During his Hollywood tenure, Kennedy destroyed or damaged several careers and fortunes. Among his victims were screenwriter Frances Marion, the subject of Beauchamp’s previous biography Without Lying Down, and her husband, the western star Fred Thomson. He shafted The Trespasser’s (right) writer-director Edmund Goulding, and loyal business partners E. B. Derr and Charlie Sullivan. The family of politician-lawyer-businessman Guy Currier claimed that his death by heart attack at 62 was hastened by Kennedy’s chicanery. He used Swanson’s bank account to pay studio expenses before dumping her with a $500,000 debt.
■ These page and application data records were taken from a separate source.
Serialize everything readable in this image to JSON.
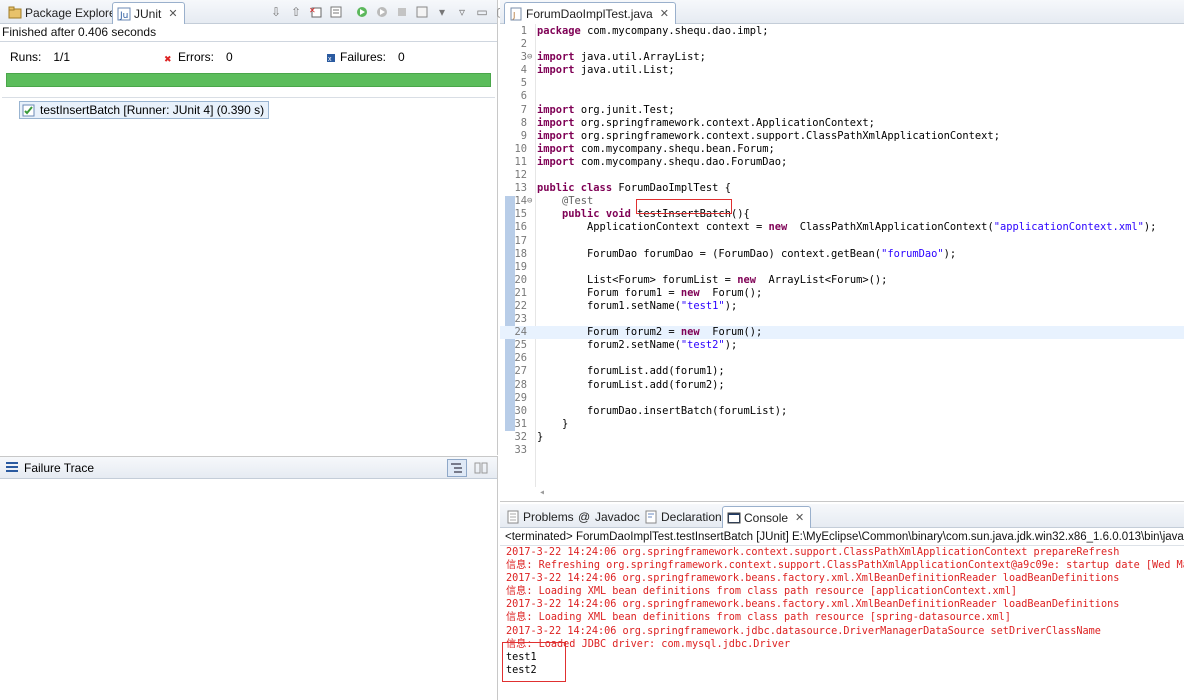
{
  "junit_view": {
    "tabs": [
      {
        "label": "Package Explorer",
        "icon": "package-explorer-icon"
      },
      {
        "label": "JUnit",
        "icon": "junit-icon"
      }
    ],
    "status": "Finished after 0.406 seconds",
    "runs_label": "Runs:",
    "runs_value": "1/1",
    "errors_label": "Errors:",
    "errors_value": "0",
    "failures_label": "Failures:",
    "failures_value": "0",
    "progress": 1.0,
    "progress_color": "#5cbd5c",
    "test_row": "testInsertBatch [Runner: JUnit 4] (0.390 s)",
    "failure_trace_label": "Failure Trace"
  },
  "editor": {
    "tab_label": "ForumDaoImplTest.java",
    "lines": [
      {
        "n": "1",
        "m": "",
        "t": [
          [
            "kw",
            "package"
          ],
          [
            "",
            "com.mycompany.shequ.dao.impl;"
          ]
        ]
      },
      {
        "n": "2",
        "m": "",
        "t": []
      },
      {
        "n": "3",
        "m": "⊖",
        "t": [
          [
            "kw",
            "import"
          ],
          [
            "",
            "java.util.ArrayList;"
          ]
        ]
      },
      {
        "n": "4",
        "m": "",
        "t": [
          [
            "kw",
            "import"
          ],
          [
            "",
            "java.util.List;"
          ]
        ]
      },
      {
        "n": "5",
        "m": "",
        "t": []
      },
      {
        "n": "6",
        "m": "",
        "t": []
      },
      {
        "n": "7",
        "m": "",
        "t": [
          [
            "kw",
            "import"
          ],
          [
            "",
            "org.junit.Test;"
          ]
        ]
      },
      {
        "n": "8",
        "m": "",
        "t": [
          [
            "kw",
            "import"
          ],
          [
            "",
            "org.springframework.context.ApplicationContext;"
          ]
        ]
      },
      {
        "n": "9",
        "m": "",
        "t": [
          [
            "kw",
            "import"
          ],
          [
            "",
            "org.springframework.context.support.ClassPathXmlApplicationContext;"
          ]
        ]
      },
      {
        "n": "10",
        "m": "",
        "t": [
          [
            "kw",
            "import"
          ],
          [
            "",
            "com.mycompany.shequ.bean.Forum;"
          ]
        ]
      },
      {
        "n": "11",
        "m": "",
        "t": [
          [
            "kw",
            "import"
          ],
          [
            "",
            "com.mycompany.shequ.dao.ForumDao;"
          ]
        ]
      },
      {
        "n": "12",
        "m": "",
        "t": []
      },
      {
        "n": "13",
        "m": "",
        "t": [
          [
            "kw",
            "public class"
          ],
          [
            "",
            "ForumDaoImplTest {"
          ]
        ]
      },
      {
        "n": "14",
        "m": "⊖",
        "t": [
          [
            "an",
            "    @Test"
          ]
        ]
      },
      {
        "n": "15",
        "m": "",
        "t": [
          [
            "kw",
            "    public void"
          ],
          [
            "",
            "testInsertBatch(){"
          ]
        ]
      },
      {
        "n": "16",
        "m": "",
        "t": [
          [
            "",
            "        ApplicationContext context = "
          ],
          [
            "kw",
            "new"
          ],
          [
            "",
            " ClassPathXmlApplicationContext("
          ],
          [
            "st",
            "\"applicationContext.xml\""
          ],
          [
            "",
            ");"
          ]
        ]
      },
      {
        "n": "17",
        "m": "",
        "t": []
      },
      {
        "n": "18",
        "m": "",
        "t": [
          [
            "",
            "        ForumDao forumDao = (ForumDao) context.getBean("
          ],
          [
            "st",
            "\"forumDao\""
          ],
          [
            "",
            ");"
          ]
        ]
      },
      {
        "n": "19",
        "m": "",
        "t": []
      },
      {
        "n": "20",
        "m": "",
        "t": [
          [
            "",
            "        List<Forum> forumList = "
          ],
          [
            "kw",
            "new"
          ],
          [
            "",
            " ArrayList<Forum>();"
          ]
        ]
      },
      {
        "n": "21",
        "m": "",
        "t": [
          [
            "",
            "        Forum forum1 = "
          ],
          [
            "kw",
            "new"
          ],
          [
            "",
            " Forum();"
          ]
        ]
      },
      {
        "n": "22",
        "m": "",
        "t": [
          [
            "",
            "        forum1.setName("
          ],
          [
            "st",
            "\"test1\""
          ],
          [
            "",
            ");"
          ]
        ]
      },
      {
        "n": "23",
        "m": "",
        "t": []
      },
      {
        "n": "24",
        "m": "",
        "t": [
          [
            "",
            "        Forum forum2 = "
          ],
          [
            "kw",
            "new"
          ],
          [
            "",
            " Forum();"
          ]
        ]
      },
      {
        "n": "25",
        "m": "",
        "t": [
          [
            "",
            "        forum2.setName("
          ],
          [
            "st",
            "\"test2\""
          ],
          [
            "",
            ");"
          ]
        ]
      },
      {
        "n": "26",
        "m": "",
        "t": []
      },
      {
        "n": "27",
        "m": "",
        "t": [
          [
            "",
            "        forumList.add(forum1);"
          ]
        ]
      },
      {
        "n": "28",
        "m": "",
        "t": [
          [
            "",
            "        forumList.add(forum2);"
          ]
        ]
      },
      {
        "n": "29",
        "m": "",
        "t": []
      },
      {
        "n": "30",
        "m": "",
        "t": [
          [
            "",
            "        forumDao.insertBatch(forumList);"
          ]
        ]
      },
      {
        "n": "31",
        "m": "",
        "t": [
          [
            "",
            "    }"
          ]
        ]
      },
      {
        "n": "32",
        "m": "",
        "t": [
          [
            "",
            "}"
          ]
        ]
      },
      {
        "n": "33",
        "m": "",
        "t": []
      }
    ],
    "highlighted_line": "24"
  },
  "console_view": {
    "tabs": [
      {
        "label": "Problems",
        "icon": "problems-icon"
      },
      {
        "label": "Javadoc",
        "icon": "javadoc-icon"
      },
      {
        "label": "Declaration",
        "icon": "declaration-icon"
      },
      {
        "label": "Console",
        "icon": "console-icon"
      }
    ],
    "status": "<terminated> ForumDaoImplTest.testInsertBatch [JUnit] E:\\MyEclipse\\Common\\binary\\com.sun.java.jdk.win32.x86_1.6.0.013\\bin\\javaw.",
    "lines": [
      {
        "kind": "err",
        "text": "2017-3-22 14:24:06 org.springframework.context.support.ClassPathXmlApplicationContext prepareRefresh"
      },
      {
        "kind": "err",
        "text": "信息: Refreshing org.springframework.context.support.ClassPathXmlApplicationContext@a9c09e: startup date [Wed Mar"
      },
      {
        "kind": "err",
        "text": "2017-3-22 14:24:06 org.springframework.beans.factory.xml.XmlBeanDefinitionReader loadBeanDefinitions"
      },
      {
        "kind": "err",
        "text": "信息: Loading XML bean definitions from class path resource [applicationContext.xml]"
      },
      {
        "kind": "err",
        "text": "2017-3-22 14:24:06 org.springframework.beans.factory.xml.XmlBeanDefinitionReader loadBeanDefinitions"
      },
      {
        "kind": "err",
        "text": "信息: Loading XML bean definitions from class path resource [spring-datasource.xml]"
      },
      {
        "kind": "err",
        "text": "2017-3-22 14:24:06 org.springframework.jdbc.datasource.DriverManagerDataSource setDriverClassName"
      },
      {
        "kind": "err",
        "text": "信息: Loaded JDBC driver: com.mysql.jdbc.Driver"
      },
      {
        "kind": "out",
        "text": "test1"
      },
      {
        "kind": "out",
        "text": "test2"
      }
    ]
  },
  "colors": {
    "keyword": "#7f0055",
    "string": "#2a00ff",
    "annotation": "#646464",
    "console_error": "#dd2222",
    "annotation_box": "#e03030"
  }
}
He even lied to the woman he was lying about to his wife when protecting actress Constance Bennett against rumors that she was sleeping with Swanson’s husband. (The deceit and bed-hopping are as complicated as they read.)
Kennedy had alienated so many people by 1931 that he was lucky to get out of town alive, his methods of lining his own pockets with Pathé Studios stock inciting a written death threat. Only once did a major piece of bad publicity prove false. Kennedy had reached such heights of infamy that he was implicated in the murder of a young dancer who charged theater owner Alexander Pantages with rape. Reports circulated that Kennedy paid her to ruin Pantages, so he could buy his theaters at deflated value. Apparently no bribery, and certainly no murder, ever occurred, as the young woman in question died in 1996 at age 84. But Kennedy’s name was tarnished enough by then to be plausibly associated with such gutter notoriety.
Kennedy dabbled in movies after 1931, attempting a takeover of Paramount and loudly decrying subversive fare such as Mr. Smith Goes to Washington and Citizen Kane. He made his moves on Gene Tierney and Joan Fontaine, but the rest of his public life was dominated by an ambassadorship to England, brief aspirations of the presidency, charges of anti-Semitism, and a roundly criticized kid glove approach to Hitler. With other ambitions exhausted, he finally turned his attention to the next generation, preparing his offspring for lives of power and responsibility.
Author Beauchamp’s iron fortitude is to be admired. It must be dispiriting to spend so much time with a man whose self-interest was as colossal as his conscience was small. She considers that he became “capable of insulating himself in self-justification.” And he may have done so by playing his own version of the classic “Blame the Victim.” Beauchamp wonders if Kennedy believed his prey “had all let themselves be put in a situation where they could be taken. If there was any fault to be found, it was with them for being naive.”
Someone needed to tell the story of Kennedy in Hollywood, and I’m glad it was Beauchamp. She has a particular aptitude for assembling the jigsaw puzzle of people’s lives. As for Kennedy’s story, if your attention strays from the finer points of one or another business deal, fear not, another one is waiting in the next chapter. And a cleansing shower is recommended upon completion.